WORK INSTRUCTION
Only the lines of the data holding the string "title" need to be returned.

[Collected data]
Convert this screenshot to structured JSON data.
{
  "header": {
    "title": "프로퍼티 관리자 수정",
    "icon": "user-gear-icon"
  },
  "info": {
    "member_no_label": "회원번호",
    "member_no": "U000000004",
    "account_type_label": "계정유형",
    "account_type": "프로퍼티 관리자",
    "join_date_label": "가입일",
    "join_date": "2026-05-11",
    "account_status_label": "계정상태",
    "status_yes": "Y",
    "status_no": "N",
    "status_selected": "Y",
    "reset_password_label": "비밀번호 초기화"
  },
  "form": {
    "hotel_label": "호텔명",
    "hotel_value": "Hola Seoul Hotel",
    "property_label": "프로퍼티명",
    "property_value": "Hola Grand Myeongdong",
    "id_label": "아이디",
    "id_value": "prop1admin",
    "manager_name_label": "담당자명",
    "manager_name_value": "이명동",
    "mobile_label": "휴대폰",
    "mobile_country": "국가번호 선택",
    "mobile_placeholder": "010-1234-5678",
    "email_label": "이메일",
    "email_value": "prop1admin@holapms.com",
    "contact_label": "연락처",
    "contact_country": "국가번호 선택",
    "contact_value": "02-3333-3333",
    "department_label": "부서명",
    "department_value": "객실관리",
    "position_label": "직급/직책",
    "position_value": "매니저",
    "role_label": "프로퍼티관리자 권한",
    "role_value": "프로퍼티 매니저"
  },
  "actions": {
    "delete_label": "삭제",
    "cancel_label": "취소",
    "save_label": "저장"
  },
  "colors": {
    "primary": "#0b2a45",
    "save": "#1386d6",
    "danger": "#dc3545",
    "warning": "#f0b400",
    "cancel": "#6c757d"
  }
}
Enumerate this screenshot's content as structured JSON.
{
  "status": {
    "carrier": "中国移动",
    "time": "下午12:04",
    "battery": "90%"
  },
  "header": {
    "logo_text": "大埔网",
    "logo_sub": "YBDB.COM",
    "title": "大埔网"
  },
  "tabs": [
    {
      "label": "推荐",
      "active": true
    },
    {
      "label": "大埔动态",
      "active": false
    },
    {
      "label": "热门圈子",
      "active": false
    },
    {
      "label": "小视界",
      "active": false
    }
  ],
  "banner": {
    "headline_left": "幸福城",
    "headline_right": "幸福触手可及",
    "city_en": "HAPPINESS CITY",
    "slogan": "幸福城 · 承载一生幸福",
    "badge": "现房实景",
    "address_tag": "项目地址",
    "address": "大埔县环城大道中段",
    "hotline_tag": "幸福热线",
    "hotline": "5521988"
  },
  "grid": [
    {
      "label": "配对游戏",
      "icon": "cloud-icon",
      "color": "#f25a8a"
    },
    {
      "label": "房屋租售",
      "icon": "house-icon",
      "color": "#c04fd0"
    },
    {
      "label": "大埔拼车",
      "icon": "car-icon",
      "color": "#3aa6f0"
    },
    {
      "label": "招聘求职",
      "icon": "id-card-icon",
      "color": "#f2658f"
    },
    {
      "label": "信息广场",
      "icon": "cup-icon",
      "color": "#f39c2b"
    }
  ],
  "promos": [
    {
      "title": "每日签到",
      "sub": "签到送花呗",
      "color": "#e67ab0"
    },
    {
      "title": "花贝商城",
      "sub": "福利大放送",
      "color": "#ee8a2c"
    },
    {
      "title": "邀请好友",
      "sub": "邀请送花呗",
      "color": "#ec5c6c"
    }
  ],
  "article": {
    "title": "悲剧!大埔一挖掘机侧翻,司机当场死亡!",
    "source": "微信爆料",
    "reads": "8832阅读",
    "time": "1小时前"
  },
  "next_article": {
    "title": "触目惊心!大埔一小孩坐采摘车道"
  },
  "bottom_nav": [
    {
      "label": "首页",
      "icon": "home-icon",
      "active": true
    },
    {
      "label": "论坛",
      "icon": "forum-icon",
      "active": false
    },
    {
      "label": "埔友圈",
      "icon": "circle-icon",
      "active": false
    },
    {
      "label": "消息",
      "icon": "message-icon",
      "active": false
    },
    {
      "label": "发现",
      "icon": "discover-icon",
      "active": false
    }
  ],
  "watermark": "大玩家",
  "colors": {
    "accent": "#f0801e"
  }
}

ANSWER SPACE
    "title": "프로퍼티 관리자 수정",
    "title": "大埔网"
      "title": "每日签到",
      "title": "花贝商城",
      "title": "邀请好友",
    "title": "悲剧!大埔一挖掘机侧翻,司机当场死亡!",
    "title": "触目惊心!大埔一小孩坐采摘车道"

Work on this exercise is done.